“All in all, my deepest regret is that the nation experienced a gross deficit in software development growth. Inflamed capital flights and human resources (IP Japa syndrome).
“It is fair to state that the minister of Communications & Digital Economy established some landscape policies that will take decades to mature, it should equally be noted that with all due respect, my contribution was instrumental to the change of name of the ministry,” he stated.
According to him, an analytical post-mortem shows that the ICT response failed to lift Nigeria out of chronic economic inflation and stagflation, “for this and other reasons there is a need to establish ‘A National Software Commission’ and the Office of the ICT General of the Federation.”
From his perspective, the founder, Jidaw Systems, Jide Awe, said despite some improvements in ICT infrastructure, Nigeria still faces infrastructure deficiencies that hinder the growth of online businesses, services, and the digital economy.

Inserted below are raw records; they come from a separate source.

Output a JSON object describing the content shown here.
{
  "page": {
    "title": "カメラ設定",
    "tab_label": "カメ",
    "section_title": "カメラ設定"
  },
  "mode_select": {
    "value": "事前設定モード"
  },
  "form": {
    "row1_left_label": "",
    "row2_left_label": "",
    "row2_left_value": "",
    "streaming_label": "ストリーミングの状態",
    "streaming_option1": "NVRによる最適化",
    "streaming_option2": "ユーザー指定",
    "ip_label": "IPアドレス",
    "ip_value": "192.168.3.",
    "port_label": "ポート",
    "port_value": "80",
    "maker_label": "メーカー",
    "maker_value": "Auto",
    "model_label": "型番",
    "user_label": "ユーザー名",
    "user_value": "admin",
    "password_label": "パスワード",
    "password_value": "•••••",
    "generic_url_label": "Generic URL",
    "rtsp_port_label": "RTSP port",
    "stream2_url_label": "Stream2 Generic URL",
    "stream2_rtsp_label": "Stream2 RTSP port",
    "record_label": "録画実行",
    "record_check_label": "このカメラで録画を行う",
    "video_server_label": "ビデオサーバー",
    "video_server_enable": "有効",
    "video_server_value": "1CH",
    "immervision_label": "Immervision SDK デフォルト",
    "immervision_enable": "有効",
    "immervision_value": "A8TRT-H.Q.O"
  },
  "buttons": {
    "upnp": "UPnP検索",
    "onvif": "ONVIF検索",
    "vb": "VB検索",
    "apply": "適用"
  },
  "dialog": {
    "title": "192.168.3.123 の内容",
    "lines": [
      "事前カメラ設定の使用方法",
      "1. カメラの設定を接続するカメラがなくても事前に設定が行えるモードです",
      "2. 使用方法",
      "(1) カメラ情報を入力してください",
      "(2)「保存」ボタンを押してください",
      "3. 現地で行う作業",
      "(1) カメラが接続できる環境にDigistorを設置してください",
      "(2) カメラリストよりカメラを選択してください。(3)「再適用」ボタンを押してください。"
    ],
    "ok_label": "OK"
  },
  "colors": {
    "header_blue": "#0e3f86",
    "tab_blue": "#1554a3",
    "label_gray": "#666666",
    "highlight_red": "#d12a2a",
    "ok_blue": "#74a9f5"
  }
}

Awe said limited access to reliable electricity and the Internet remains a major concern, especially in rural areas and disadvantaged communities with poor network coverage and insufficient broadband connectivity.
He said addressing issues such as multiple taxation, right-of-way, bureaucratic bottlenecks, and regulatory challenges are crucial to promoting telecoms infrastructure development.
According to him, another challenge is the shortage of skilled professionals in the ICT sector. He said the demand for industry-relevant skills surpasses the workforce’s current capabilities, which is exacerbated by the migration of skilled ICT experts due to the “Japa syndrome” phenomenon.
For the country to remain globally competitive, the education system, industry, and government must prioritise reskilling and upskilling programmes to equip students and citizens with the necessary technological and innovative skills.
He said the implementation of the Startup Act is vital for supporting youth innovation and ensuring the growth and sustainability of ICT startups, adding that access to funding and investment opportunities should be given priority.
“Additionally, increased commitment and investment in local technology research and development are essential for fostering innovation and growth,” he stated.